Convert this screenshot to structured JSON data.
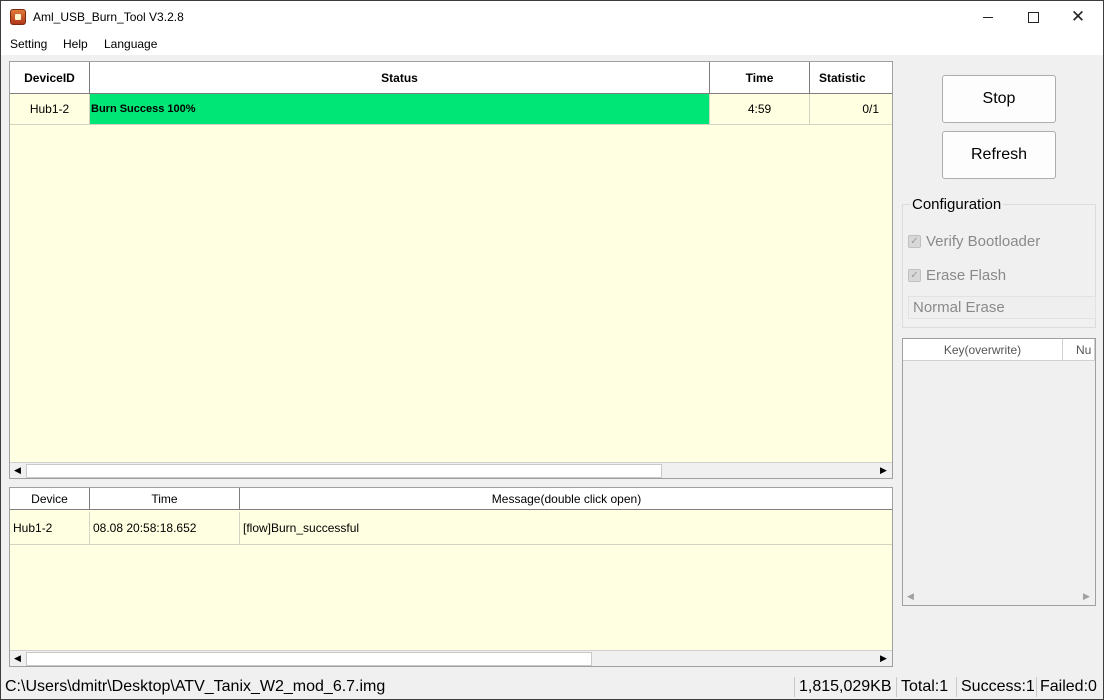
{
  "window": {
    "title": "Aml_USB_Burn_Tool V3.2.8",
    "minimize_glyph": "",
    "close_glyph": "✕"
  },
  "menu": [
    "Setting",
    "Help",
    "Language"
  ],
  "device_grid": {
    "columns": [
      "DeviceID",
      "Status",
      "Time",
      "Statistic"
    ],
    "rows": [
      {
        "device_id": "Hub1-2",
        "status": "Burn Success 100%",
        "progress_percent": 100,
        "time": "4:59",
        "statistic": "0/1"
      }
    ],
    "status_color": "#00e676"
  },
  "log_grid": {
    "columns": [
      "Device",
      "Time",
      "Message(double click open)"
    ],
    "rows": [
      {
        "device": "Hub1-2",
        "time": "08.08 20:58:18.652",
        "message": "[flow]Burn_successful"
      }
    ]
  },
  "buttons": {
    "stop": "Stop",
    "refresh": "Refresh"
  },
  "configuration": {
    "title": "Configuration",
    "verify_bootloader": "Verify Bootloader",
    "erase_flash": "Erase Flash",
    "erase_mode": "Normal Erase"
  },
  "key_list": {
    "columns": [
      "Key(overwrite)",
      "Nu"
    ]
  },
  "statusbar": {
    "image_path": "C:\\Users\\dmitr\\Desktop\\ATV_Tanix_W2_mod_6.7.img",
    "size": "1,815,029KB",
    "total": "Total:1",
    "success": "Success:1",
    "failed": "Failed:0"
  },
  "icons": [
    "app-icon",
    "minimize-icon",
    "maximize-icon",
    "close-icon",
    "checkbox-checked-icon",
    "scroll-left-icon",
    "scroll-right-icon"
  ]
}
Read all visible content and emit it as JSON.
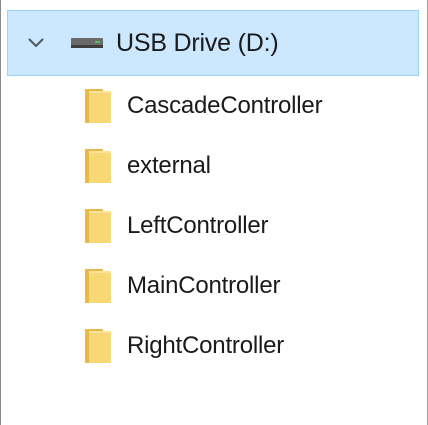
{
  "tree": {
    "drive": {
      "label": "USB Drive (D:)",
      "icon": "drive-icon",
      "expanded": true
    },
    "folders": [
      {
        "label": "CascadeController",
        "icon": "folder-icon"
      },
      {
        "label": "external",
        "icon": "folder-icon"
      },
      {
        "label": "LeftController",
        "icon": "folder-icon"
      },
      {
        "label": "MainController",
        "icon": "folder-icon"
      },
      {
        "label": "RightController",
        "icon": "folder-icon"
      }
    ]
  },
  "colors": {
    "selection_bg": "#cce8ff",
    "selection_border": "#99d1ff",
    "folder_fill": "#f8d775",
    "folder_back": "#e8b94a",
    "text": "#1a1a1a"
  }
}
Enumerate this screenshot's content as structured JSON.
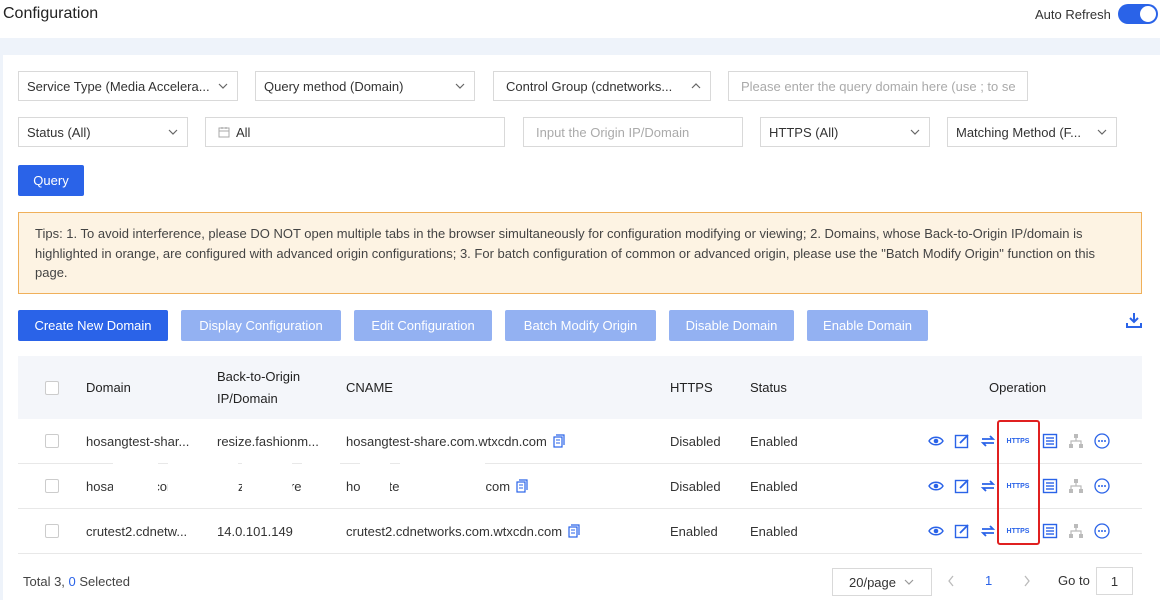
{
  "header": {
    "title": "Configuration",
    "auto_refresh_label": "Auto Refresh",
    "auto_refresh_on": true
  },
  "filters": {
    "service_type": "Service Type (Media Accelera...",
    "query_method": "Query method (Domain)",
    "control_group": "Control Group (cdnetworks...",
    "domain_placeholder": "Please enter the query domain here (use ; to se",
    "status": "Status (All)",
    "date_range": "All",
    "origin_placeholder": "Input the Origin IP/Domain",
    "https": "HTTPS (All)",
    "matching_method": "Matching Method (F...",
    "query_button": "Query"
  },
  "tips": "Tips: 1. To avoid interference, please DO NOT open multiple tabs in the browser simultaneously for configuration modifying or viewing; 2. Domains, whose Back-to-Origin IP/domain is highlighted in orange, are configured with advanced origin configurations; 3. For batch configuration of common or advanced origin, please use the \"Batch Modify Origin\" function on this page.",
  "actions": {
    "create": "Create New Domain",
    "display": "Display Configuration",
    "edit": "Edit Configuration",
    "batch_modify": "Batch Modify Origin",
    "disable": "Disable Domain",
    "enable": "Enable Domain"
  },
  "table": {
    "headers": {
      "domain": "Domain",
      "origin_line1": "Back-to-Origin",
      "origin_line2": "IP/Domain",
      "cname": "CNAME",
      "https": "HTTPS",
      "status": "Status",
      "operation": "Operation"
    },
    "https_icon_label": "HTTPS",
    "rows": [
      {
        "domain": "hosangtest-shar...",
        "origin": "resize.fashionm...",
        "cname": "hosangtest-share.com.wtxcdn.com",
        "https": "Disabled",
        "status": "Enabled"
      },
      {
        "domain": "hosangtest.com....",
        "origin": "resize.eqlstore.c...",
        "cname": "hosangtest.com.wtxcdn.com",
        "https": "Disabled",
        "status": "Enabled"
      },
      {
        "domain": "crutest2.cdnetw...",
        "origin": "14.0.101.149",
        "cname": "crutest2.cdnetworks.com.wtxcdn.com",
        "https": "Enabled",
        "status": "Enabled"
      }
    ]
  },
  "footer": {
    "total_prefix": "Total 3, ",
    "selected_count": "0",
    "selected_suffix": " Selected",
    "page_size": "20/page",
    "current_page": "1",
    "goto_label": "Go to",
    "goto_value": "1"
  },
  "colors": {
    "primary": "#2a63e8",
    "disabled_button": "#93b1f2",
    "tips_border": "#f0b05a",
    "highlight": "#e02020"
  }
}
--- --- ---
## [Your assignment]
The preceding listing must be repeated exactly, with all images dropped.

## [Answer area]
Convert this screenshot to structured JSON data.
{
  "window": {
    "title": "Aml_USB_Burn_Tool V3.2.8",
    "minimize_glyph": "",
    "close_glyph": "✕"
  },
  "menu": [
    "Setting",
    "Help",
    "Language"
  ],
  "device_grid": {
    "columns": [
      "DeviceID",
      "Status",
      "Time",
      "Statistic"
    ],
    "rows": [
      {
        "device_id": "Hub1-2",
        "status": "Burn Success 100%",
        "progress_percent": 100,
        "time": "4:59",
        "statistic": "0/1"
      }
    ],
    "status_color": "#00e676"
  },
  "log_grid": {
    "columns": [
      "Device",
      "Time",
      "Message(double click open)"
    ],
    "rows": [
      {
        "device": "Hub1-2",
        "time": "08.08 20:58:18.652",
        "message": "[flow]Burn_successful"
      }
    ]
  },
  "buttons": {
    "stop": "Stop",
    "refresh": "Refresh"
  },
  "configuration": {
    "title": "Configuration",
    "verify_bootloader": "Verify Bootloader",
    "erase_flash": "Erase Flash",
    "erase_mode": "Normal Erase"
  },
  "key_list": {
    "columns": [
      "Key(overwrite)",
      "Nu"
    ]
  },
  "statusbar": {
    "image_path": "C:\\Users\\dmitr\\Desktop\\ATV_Tanix_W2_mod_6.7.img",
    "size": "1,815,029KB",
    "total": "Total:1",
    "success": "Success:1",
    "failed": "Failed:0"
  },
  "icons": [
    "app-icon",
    "minimize-icon",
    "maximize-icon",
    "close-icon",
    "checkbox-checked-icon",
    "scroll-left-icon",
    "scroll-right-icon"
  ]
}
Read all visible content and emit it as JSON.
{
  "tree": {
    "drive": {
      "label": "USB Drive (D:)",
      "icon": "drive-icon",
      "expanded": true
    },
    "folders": [
      {
        "label": "CascadeController",
        "icon": "folder-icon"
      },
      {
        "label": "external",
        "icon": "folder-icon"
      },
      {
        "label": "LeftController",
        "icon": "folder-icon"
      },
      {
        "label": "MainController",
        "icon": "folder-icon"
      },
      {
        "label": "RightController",
        "icon": "folder-icon"
      }
    ]
  },
  "colors": {
    "selection_bg": "#cce8ff",
    "selection_border": "#99d1ff",
    "folder_fill": "#f8d775",
    "folder_back": "#e8b94a",
    "text": "#1a1a1a"
  }
}
Enumerate this screenshot's content as structured JSON.
{
  "header": {
    "title": "Configuration",
    "auto_refresh_label": "Auto Refresh",
    "auto_refresh_on": true
  },
  "filters": {
    "service_type": "Service Type (Media Accelera...",
    "query_method": "Query method (Domain)",
    "control_group": "Control Group (cdnetworks...",
    "domain_placeholder": "Please enter the query domain here (use ; to se",
    "status": "Status (All)",
    "date_range": "All",
    "origin_placeholder": "Input the Origin IP/Domain",
    "https": "HTTPS (All)",
    "matching_method": "Matching Method (F...",
    "query_button": "Query"
  },
  "tips": "Tips: 1. To avoid interference, please DO NOT open multiple tabs in the browser simultaneously for configuration modifying or viewing; 2. Domains, whose Back-to-Origin IP/domain is highlighted in orange, are configured with advanced origin configurations; 3. For batch configuration of common or advanced origin, please use the \"Batch Modify Origin\" function on this page.",
  "actions": {
    "create": "Create New Domain",
    "display": "Display Configuration",
    "edit": "Edit Configuration",
    "batch_modify": "Batch Modify Origin",
    "disable": "Disable Domain",
    "enable": "Enable Domain"
  },
  "table": {
    "headers": {
      "domain": "Domain",
      "origin_line1": "Back-to-Origin",
      "origin_line2": "IP/Domain",
      "cname": "CNAME",
      "https": "HTTPS",
      "status": "Status",
      "operation": "Operation"
    },
    "https_icon_label": "HTTPS",
    "rows": [
      {
        "domain": "hosangtest-shar...",
        "origin": "resize.fashionm...",
        "cname": "hosangtest-share.com.wtxcdn.com",
        "https": "Disabled",
        "status": "Enabled"
      },
      {
        "domain": "hosangtest.com....",
        "origin": "resize.eqlstore.c...",
        "cname": "hosangtest.com.wtxcdn.com",
        "https": "Disabled",
        "status": "Enabled"
      },
      {
        "domain": "crutest2.cdnetw...",
        "origin": "14.0.101.149",
        "cname": "crutest2.cdnetworks.com.wtxcdn.com",
        "https": "Enabled",
        "status": "Enabled"
      }
    ]
  },
  "footer": {
    "total_prefix": "Total 3, ",
    "selected_count": "0",
    "selected_suffix": " Selected",
    "page_size": "20/page",
    "current_page": "1",
    "goto_label": "Go to",
    "goto_value": "1"
  },
  "colors": {
    "primary": "#2a63e8",
    "disabled_button": "#93b1f2",
    "tips_border": "#f0b05a",
    "highlight": "#e02020"
  }
}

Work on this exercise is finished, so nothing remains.